When she heard the news, Ramirez felt relieved. Her mother burst into tears.
‘Such a blessing’
Bone marrow transplants are complex.
Doctors use chemotherapy, and sometimes radiation, to eradicate the patient’s immune system.
About a week later, the bone marrow stem cell transplant takes place through a process that resembles a blood transfusion. The bone marrow flows from a bag into the patient’s vein as a nurse monitors the patient’s vitals for negative reactions.
The new immune system may not like its new host. It could recognize the patient’s body as foreign and attack everything from the skin to the liver and intestines in what is known as graft-versus-host disease. Such reactions can be mild, severe — or even fatal.
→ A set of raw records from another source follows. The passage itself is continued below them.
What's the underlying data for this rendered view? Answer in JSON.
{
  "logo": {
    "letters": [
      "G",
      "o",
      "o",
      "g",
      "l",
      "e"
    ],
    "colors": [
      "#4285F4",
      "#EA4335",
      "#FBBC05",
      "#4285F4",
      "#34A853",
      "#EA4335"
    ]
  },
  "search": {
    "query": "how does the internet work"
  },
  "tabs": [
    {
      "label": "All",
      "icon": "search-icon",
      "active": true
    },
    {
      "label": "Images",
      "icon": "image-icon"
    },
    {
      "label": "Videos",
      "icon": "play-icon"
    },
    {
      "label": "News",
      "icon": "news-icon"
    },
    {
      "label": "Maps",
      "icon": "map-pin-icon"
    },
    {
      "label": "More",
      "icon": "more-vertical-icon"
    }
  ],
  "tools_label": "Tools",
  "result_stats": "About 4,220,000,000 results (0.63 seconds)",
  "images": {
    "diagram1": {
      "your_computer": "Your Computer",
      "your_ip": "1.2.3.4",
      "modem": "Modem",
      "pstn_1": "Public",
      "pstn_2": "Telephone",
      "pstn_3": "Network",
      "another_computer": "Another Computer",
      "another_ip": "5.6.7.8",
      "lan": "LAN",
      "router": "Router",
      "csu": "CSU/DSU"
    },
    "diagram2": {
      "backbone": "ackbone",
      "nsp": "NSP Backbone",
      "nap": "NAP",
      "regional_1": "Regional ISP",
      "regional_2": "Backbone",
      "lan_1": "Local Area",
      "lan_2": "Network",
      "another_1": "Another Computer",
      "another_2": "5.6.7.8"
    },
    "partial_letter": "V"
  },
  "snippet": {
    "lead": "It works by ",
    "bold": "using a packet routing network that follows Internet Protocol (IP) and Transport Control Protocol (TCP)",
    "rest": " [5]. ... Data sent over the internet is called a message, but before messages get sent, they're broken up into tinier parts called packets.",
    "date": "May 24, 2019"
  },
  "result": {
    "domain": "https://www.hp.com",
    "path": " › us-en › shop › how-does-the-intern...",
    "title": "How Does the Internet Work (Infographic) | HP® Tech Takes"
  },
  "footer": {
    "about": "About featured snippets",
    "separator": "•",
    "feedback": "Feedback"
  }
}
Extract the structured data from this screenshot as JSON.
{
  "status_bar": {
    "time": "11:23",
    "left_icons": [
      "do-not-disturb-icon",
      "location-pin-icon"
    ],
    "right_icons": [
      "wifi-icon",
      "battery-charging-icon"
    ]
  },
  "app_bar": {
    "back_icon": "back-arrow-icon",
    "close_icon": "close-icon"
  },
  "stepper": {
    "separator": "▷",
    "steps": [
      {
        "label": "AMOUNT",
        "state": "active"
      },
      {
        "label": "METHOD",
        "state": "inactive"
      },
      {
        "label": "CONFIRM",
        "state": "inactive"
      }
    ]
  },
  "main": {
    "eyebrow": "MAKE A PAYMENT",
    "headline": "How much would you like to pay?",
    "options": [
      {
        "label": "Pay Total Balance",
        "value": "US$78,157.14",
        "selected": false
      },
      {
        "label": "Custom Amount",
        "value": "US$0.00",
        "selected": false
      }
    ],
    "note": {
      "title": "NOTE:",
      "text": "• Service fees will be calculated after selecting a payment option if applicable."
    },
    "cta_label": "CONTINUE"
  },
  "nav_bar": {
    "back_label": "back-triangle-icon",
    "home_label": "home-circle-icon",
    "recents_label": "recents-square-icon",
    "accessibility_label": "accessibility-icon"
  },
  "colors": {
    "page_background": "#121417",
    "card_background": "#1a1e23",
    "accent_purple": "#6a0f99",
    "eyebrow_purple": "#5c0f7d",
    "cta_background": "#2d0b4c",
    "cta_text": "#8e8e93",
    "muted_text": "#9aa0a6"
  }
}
If treatment goes well, the patient typically stays in the transplant unit about three more weeks.
After being released, the patient must live within a 30-minute drive of the hospital for the next 100 days, which are filled with medical appointments. Later, the time between doctor’s appointments and lab tests gradually extends. Meanwhile, the patient stays on immunosuppressant drugs for months.
Ramirez, who grew to dislike hospitals as a child, took her own pillows, sheets, comforter, nightgowns, family photographs, slow cooker and coffee machine to the bone marrow transplant wing. It felt like setting up a dorm room, albeit one in a highly regulated, germ-free zone. The home comforts helped her cope, she said.
On transplant day, her mother and sister stayed with her. The transfusion took about 90 minutes.
A few days later, her hair came out in big chunks.
Her new immune system took hold. Her blood type became the same as her donor’s. Today, those blood cells still are normal, not shaped like a sickle, as her old blood cells were.
Though Ramirez did develop graft-versus-host disease, it was not severe.
She still needs a new hip to replace the one sickle cell disease damaged through necrosis. But life already is so much better.
“I haven’t had any infections, I haven’t had to go to the hospital, I haven’t had any pain crises or anything,” she said. “I am so appreciative and grateful for this. It is such a blessing.”
Someday, Ramirez hopes to meet and thank her donor.
Her mother would love that, too.
“She (the donor) does not realize how much of a life-saver she is and how much she has altered the quality of life for my daughter and even for myself. … We truly appreciate her.”